“If you want a partner…Take my hand…Here I stand…I’m your man.”…Leonard Cohen
I’m not in the job market now. I’m happily employed in my current position.
But what if I were?
First, I would craft a kick-ass resume and post it on my personal website.
Then, I would Twitter that I was looking for a new position. My tweet would get pushed to Facebook, FriendFeed & many other places so a large number of people in my network would know that I am seeking employment.
Meanwhile, I would follow the same strategy outlined in this article that I wrote after successfully concluding my last job search.
I suspect I would again get a tremendous response to my job candidacy from all over the country. I’d answer each employer inquiry with humility, respect, and interest.
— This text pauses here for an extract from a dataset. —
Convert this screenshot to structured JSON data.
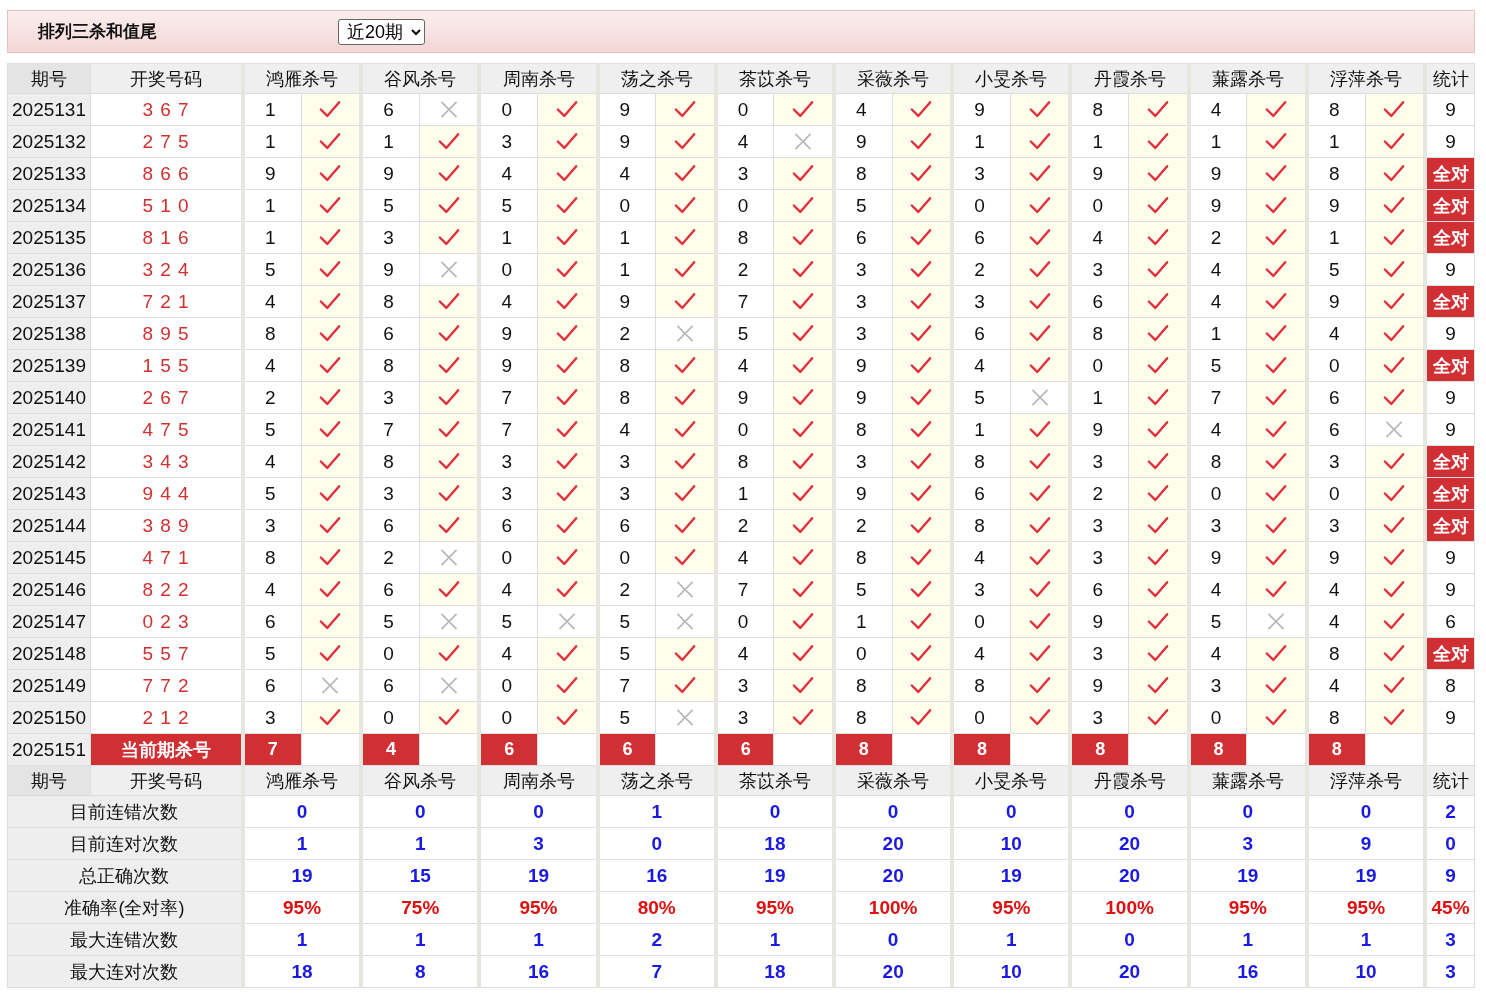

And, because most of the people who would be answering my inquiry won’t be in the Portland Metropolitan Area, I will be asked the inevitable question about relocation.
And I’ll borrow Matt McGee’s answer to that question…for he answered it far more eloquently than I could…
I know about 80-90% of the conversations will cease at that point. This would be unfortunate…much more for the prospective employer than for me (because a job search is a numbers game and I know that I would find exactly what I’m looking for if I just talk to enough people).
There is a tremendous undersupply of top SEM talent and the search marketers are holding the top cards.
Prospective employers need to know that most of us who own homes will not voluntarily enter a horrible housing market to try to sell a house in order to take your job.
Also, most search marketing veterans also know that even the best and brightest in our business can end up separating from employers on short notice (voluntarily or not) and we absolutely don’t want to be stuck away from our “home base” when that happens.
Most folks who have successfully worked at home won’t want to give it up under just about any circumstances…the benefits are too great.
Yet, prospective employer, we still might consider working with you. If you have the foresight to consider telecommuters, you can still land a search marketing rockstar and you won’t be limited to the inadequate local talent pool.
Top search marketers are extraordinarily hardworking, disciplined people. They aren’t the people who will end up abusing the trust inherent in a telecommuting arrangement. On the contrary, almost all of us have done profitable “independent” projects away from their “day job” and we’re quite used to working successfully on our own with little or no supervision.
It’s great that a large number of companies now not only understand the need for search marketing but feel it important enough to take the function in-house. After all, there are a slew of unfilled SEO Jobs in the marketplace. However, most of these companies looking for SEO talent are trying to shoehorn these digital gunslingers into antiquated 20th century work arrangements. There is little incentive for top search marketers to accept such a deal unless they actually prefer an office environment. If prospective employers could understand that many SEO’s feel stifled by the physical and mental confinement of cubicles, they would know that they would be getting better employee performance and a higher degree of loyalty by letting the search marketer dictate the working conditions.
For employers looking to hire search marketers: A top search marketing employee can add a huge amount of revenue to your bottom line…isn’t that worth some leeway when setting the terms of engagement?
Todd Mintz knows PPC…knows Social Media…knows SEO…knows Blogging…knows Domaining…and knows them all real well. He runs growth marketing for <a href="https://www.position2.com"Position2)and is also a Director & Founding Member of SEMpdx: Portland, Oregon’s Search Engine Marketing Association, and he can be found here on Twitter and Facebook.